It gripped me from the start. Yes it was a little repetitive, but it got interesting pretty quickly. Yes there were introductions that then led to the rising action, but it passed so quickly it was barely noticeable. I do believe, that there is always that one character that you are not meant to like, or at least that’s how it is with me and the antagonist (sometimes protagonist) Anna. I really do not see why she lives her life the way she does and why she acts the way she does (it is relatively justified but she’s still annoying.) The plot twists and turns between diary entries of three female characters, two of which are in present time (2013), and the third whose entries are one year prior to this. I feel like it takes some time for it to get to the climax, but the build up is a necessary evil. Despite the lengthy build up to the climax, I was nonetheless content with the outcome. In this moment especially, there is not a word that one can miss. As any novel should, after this it undergoes the falling action, where here it became mellow and without the occurrence of any major twists.
Overall, very enjoyable, and still following on my trend of mysteries / thrillers (can you tell I’m starting to have a favorite genre?) A book that I would recommend to many who are just in need of reading something on the go.
This book took me only five days to read, and I honestly do not remember the last time it took such a short period of time for me to finish a novel. For that, and other things, I give this book 4 out of 5 stars on Goodreads.
Quotes from the text;
Life is not a paragraph and death is no parentheses. (22)
Everything she has is secondhand. I want to know how that makes her feel. (56)
I like trains … Trains are wonderful. (60)
I like it out here, it’s cathartic, cleaning, like an ice bath. (69)
I am interested for the first time in ages, in something other than my own misery. (120)

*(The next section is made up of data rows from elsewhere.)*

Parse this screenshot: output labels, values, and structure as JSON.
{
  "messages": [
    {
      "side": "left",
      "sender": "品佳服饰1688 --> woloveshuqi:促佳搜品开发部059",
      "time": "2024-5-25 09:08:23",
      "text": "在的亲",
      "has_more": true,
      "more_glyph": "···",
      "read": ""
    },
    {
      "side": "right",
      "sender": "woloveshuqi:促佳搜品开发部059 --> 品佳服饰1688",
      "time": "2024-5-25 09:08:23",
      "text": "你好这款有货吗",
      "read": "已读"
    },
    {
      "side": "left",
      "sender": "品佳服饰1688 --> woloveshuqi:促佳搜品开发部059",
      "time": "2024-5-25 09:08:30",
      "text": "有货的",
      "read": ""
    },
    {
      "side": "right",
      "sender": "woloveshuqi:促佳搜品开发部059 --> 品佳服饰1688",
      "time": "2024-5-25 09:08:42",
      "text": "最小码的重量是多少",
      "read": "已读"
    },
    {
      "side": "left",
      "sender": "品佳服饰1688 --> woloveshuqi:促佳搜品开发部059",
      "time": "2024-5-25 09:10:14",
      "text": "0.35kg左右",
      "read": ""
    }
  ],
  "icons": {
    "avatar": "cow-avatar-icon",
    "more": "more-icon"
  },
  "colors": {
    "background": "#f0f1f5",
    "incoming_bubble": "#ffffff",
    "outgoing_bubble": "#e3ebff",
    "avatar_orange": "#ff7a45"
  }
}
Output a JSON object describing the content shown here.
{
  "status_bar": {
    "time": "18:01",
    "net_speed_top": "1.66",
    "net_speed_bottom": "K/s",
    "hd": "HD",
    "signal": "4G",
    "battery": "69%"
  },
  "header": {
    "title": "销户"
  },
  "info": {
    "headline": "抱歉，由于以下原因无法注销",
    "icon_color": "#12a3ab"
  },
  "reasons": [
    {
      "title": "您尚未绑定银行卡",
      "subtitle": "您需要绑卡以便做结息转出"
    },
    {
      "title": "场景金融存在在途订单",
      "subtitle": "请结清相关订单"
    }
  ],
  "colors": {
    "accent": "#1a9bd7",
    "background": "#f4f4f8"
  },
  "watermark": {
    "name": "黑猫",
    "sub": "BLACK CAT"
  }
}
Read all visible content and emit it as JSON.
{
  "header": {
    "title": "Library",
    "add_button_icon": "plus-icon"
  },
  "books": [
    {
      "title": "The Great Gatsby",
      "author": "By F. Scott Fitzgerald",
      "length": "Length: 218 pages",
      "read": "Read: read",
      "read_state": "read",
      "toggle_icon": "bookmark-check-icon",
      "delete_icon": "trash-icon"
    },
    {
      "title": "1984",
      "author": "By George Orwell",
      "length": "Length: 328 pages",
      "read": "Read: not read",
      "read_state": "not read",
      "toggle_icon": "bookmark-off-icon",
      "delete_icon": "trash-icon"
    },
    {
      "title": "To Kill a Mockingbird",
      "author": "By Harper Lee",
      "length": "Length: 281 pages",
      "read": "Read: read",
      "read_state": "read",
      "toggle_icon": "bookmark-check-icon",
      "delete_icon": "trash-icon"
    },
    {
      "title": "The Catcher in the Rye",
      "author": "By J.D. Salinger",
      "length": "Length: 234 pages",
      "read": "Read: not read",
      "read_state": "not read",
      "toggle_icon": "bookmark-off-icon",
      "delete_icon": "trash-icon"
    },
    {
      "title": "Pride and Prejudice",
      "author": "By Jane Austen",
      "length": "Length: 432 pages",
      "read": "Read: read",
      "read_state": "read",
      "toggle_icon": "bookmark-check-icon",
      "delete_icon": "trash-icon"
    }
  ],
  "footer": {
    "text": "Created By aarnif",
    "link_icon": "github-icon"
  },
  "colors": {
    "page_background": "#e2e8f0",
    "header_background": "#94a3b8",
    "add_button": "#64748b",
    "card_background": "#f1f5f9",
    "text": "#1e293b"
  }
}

… warm and honeyed … (279)
… so pretty in the daylight but now sinister, each one of them a hiding place. (408)